**Exercise:** Your job is to return the whole listing unchanged while skipping its images.

Segment Start: Records for this exercise

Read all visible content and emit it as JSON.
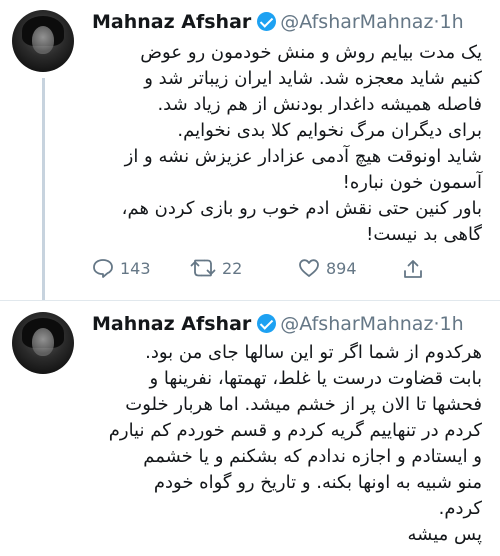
{
  "tweets": [
    {
      "name": "Mahnaz Afshar",
      "handle": "@AfsharMahnaz",
      "dot": "·",
      "time": "1h",
      "lines": [
        "یک مدت بیایم روش و منش خودمون رو عوض",
        "کنیم شاید معجزه شد. شاید ایران زیباتر شد و",
        "فاصله همیشه داغدار بودنش از هم زیاد شد.",
        "برای دیگران مرگ نخوایم کلا بدی نخوایم.",
        "شاید اونوقت هیچ آدمی عزادار عزیزش نشه و از",
        "آسمون خون نباره!",
        "باور کنین حتی نقش ادم خوب رو بازی کردن هم،",
        "گاهی بد نیست!"
      ],
      "actions": {
        "replies": "143",
        "retweets": "22",
        "likes": "894"
      }
    },
    {
      "name": "Mahnaz Afshar",
      "handle": "@AfsharMahnaz",
      "dot": "·",
      "time": "1h",
      "lines": [
        "هرکدوم از شما اگر تو این سالها جای من بود.",
        "بابت قضاوت درست یا غلط، تهمتها، نفرینها و",
        "فحشها تا الان پر از خشم میشد. اما هربار خلوت",
        "کردم در تنهاییم گریه کردم و قسم خوردم کم نیارم",
        "و ایستادم و اجازه ندادم که بشکنم و یا خشمم",
        "منو شبیه به اونها بکنه. و تاریخ رو گواه خودم",
        "کردم.",
        "پس میشه"
      ]
    }
  ],
  "icons": {
    "reply": "reply-icon",
    "retweet": "retweet-icon",
    "like": "like-icon",
    "share": "share-icon",
    "verified": "verified-badge-icon"
  },
  "colors": {
    "verified": "#1da1f2",
    "secondary_text": "#657786",
    "primary_text": "#14171a",
    "thread_line": "#c7d3de"
  }
}
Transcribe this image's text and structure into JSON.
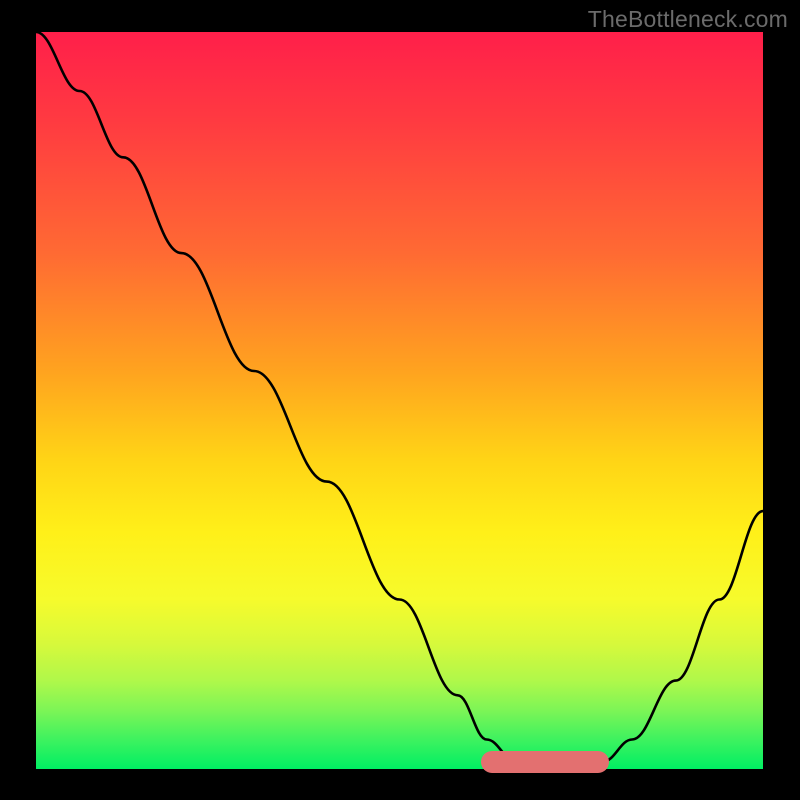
{
  "watermark": "TheBottleneck.com",
  "chart_data": {
    "type": "line",
    "title": "",
    "xlabel": "",
    "ylabel": "",
    "xlim": [
      0,
      100
    ],
    "ylim": [
      0,
      100
    ],
    "grid": false,
    "series": [
      {
        "name": "bottleneck-curve",
        "x": [
          0,
          6,
          12,
          20,
          30,
          40,
          50,
          58,
          62,
          66,
          70,
          74,
          78,
          82,
          88,
          94,
          100
        ],
        "values": [
          100,
          92,
          83,
          70,
          54,
          39,
          23,
          10,
          4,
          1,
          0,
          0,
          1,
          4,
          12,
          23,
          35
        ]
      }
    ],
    "flat_segment": {
      "x_start": 62,
      "x_end": 78,
      "y": 1
    },
    "background_gradient": {
      "top": "#ff1f4a",
      "middle": "#fff019",
      "bottom": "#00ef63"
    }
  },
  "colors": {
    "curve": "#000000",
    "flat_marker": "#e37070",
    "frame": "#000000",
    "watermark_text": "#6b6b6b"
  }
}
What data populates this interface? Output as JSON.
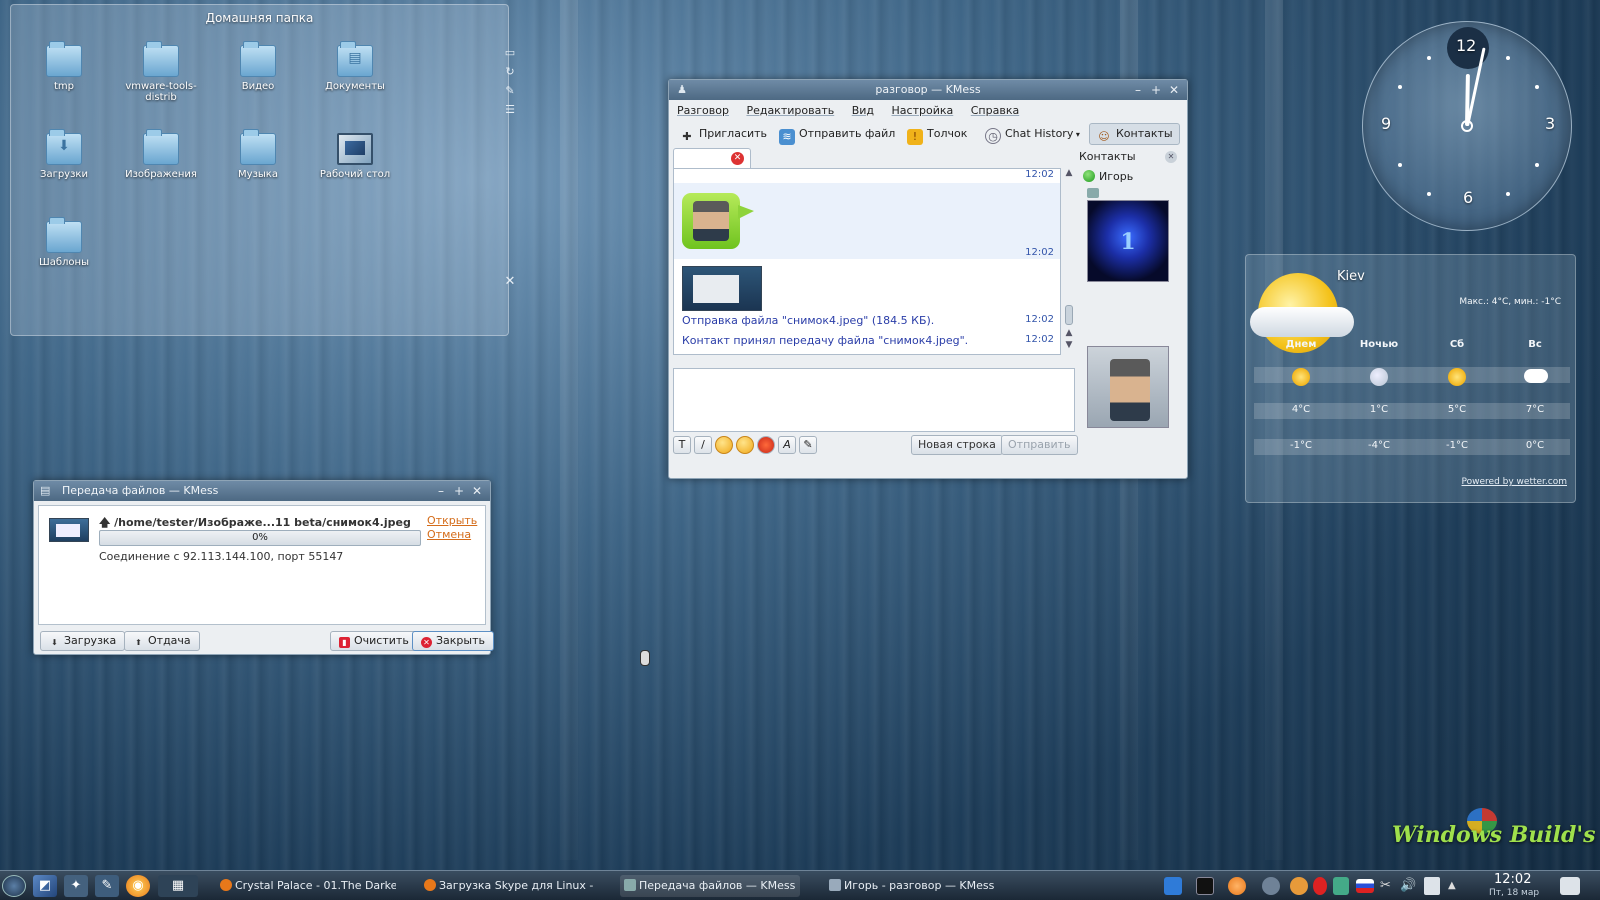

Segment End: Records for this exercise

**Task answer:**
Read all visible content and emit it as JSON.
{
  "tweets": [
    {
      "name": "Mahnaz Afshar",
      "handle": "@AfsharMahnaz",
      "dot": "·",
      "time": "1h",
      "lines": [
        "یک مدت بیایم روش و منش خودمون رو عوض",
        "کنیم شاید معجزه شد. شاید ایران زیباتر شد و",
        "فاصله همیشه داغدار بودنش از هم زیاد شد.",
        "برای دیگران مرگ نخوایم کلا بدی نخوایم.",
        "شاید اونوقت هیچ آدمی عزادار عزیزش نشه و از",
        "آسمون خون نباره!",
        "باور کنین حتی نقش ادم خوب رو بازی کردن هم،",
        "گاهی بد نیست!"
      ],
      "actions": {
        "replies": "143",
        "retweets": "22",
        "likes": "894"
      }
    },
    {
      "name": "Mahnaz Afshar",
      "handle": "@AfsharMahnaz",
      "dot": "·",
      "time": "1h",
      "lines": [
        "هرکدوم از شما اگر تو این سالها جای من بود.",
        "بابت قضاوت درست یا غلط، تهمتها، نفرینها و",
        "فحشها تا الان پر از خشم میشد. اما هربار خلوت",
        "کردم در تنهاییم گریه کردم و قسم خوردم کم نیارم",
        "و ایستادم و اجازه ندادم که بشکنم و یا خشمم",
        "منو شبیه به اونها بکنه. و تاریخ رو گواه خودم",
        "کردم.",
        "پس میشه"
      ]
    }
  ],
  "icons": {
    "reply": "reply-icon",
    "retweet": "retweet-icon",
    "like": "like-icon",
    "share": "share-icon",
    "verified": "verified-badge-icon"
  },
  "colors": {
    "verified": "#1da1f2",
    "secondary_text": "#657786",
    "primary_text": "#14171a",
    "thread_line": "#c7d3de"
  }
}
Transcribe this image's text and structure into JSON.
{
  "watermark": "TheBottleneck.com",
  "chart_data": {
    "type": "line",
    "title": "",
    "xlabel": "",
    "ylabel": "",
    "xlim": [
      0,
      100
    ],
    "ylim": [
      0,
      100
    ],
    "grid": false,
    "series": [
      {
        "name": "bottleneck-curve",
        "x": [
          0,
          6,
          12,
          20,
          30,
          40,
          50,
          58,
          62,
          66,
          70,
          74,
          78,
          82,
          88,
          94,
          100
        ],
        "values": [
          100,
          92,
          83,
          70,
          54,
          39,
          23,
          10,
          4,
          1,
          0,
          0,
          1,
          4,
          12,
          23,
          35
        ]
      }
    ],
    "flat_segment": {
      "x_start": 62,
      "x_end": 78,
      "y": 1
    },
    "background_gradient": {
      "top": "#ff1f4a",
      "middle": "#fff019",
      "bottom": "#00ef63"
    }
  },
  "colors": {
    "curve": "#000000",
    "flat_marker": "#e37070",
    "frame": "#000000",
    "watermark_text": "#6b6b6b"
  }
}
What data populates this interface? Output as JSON.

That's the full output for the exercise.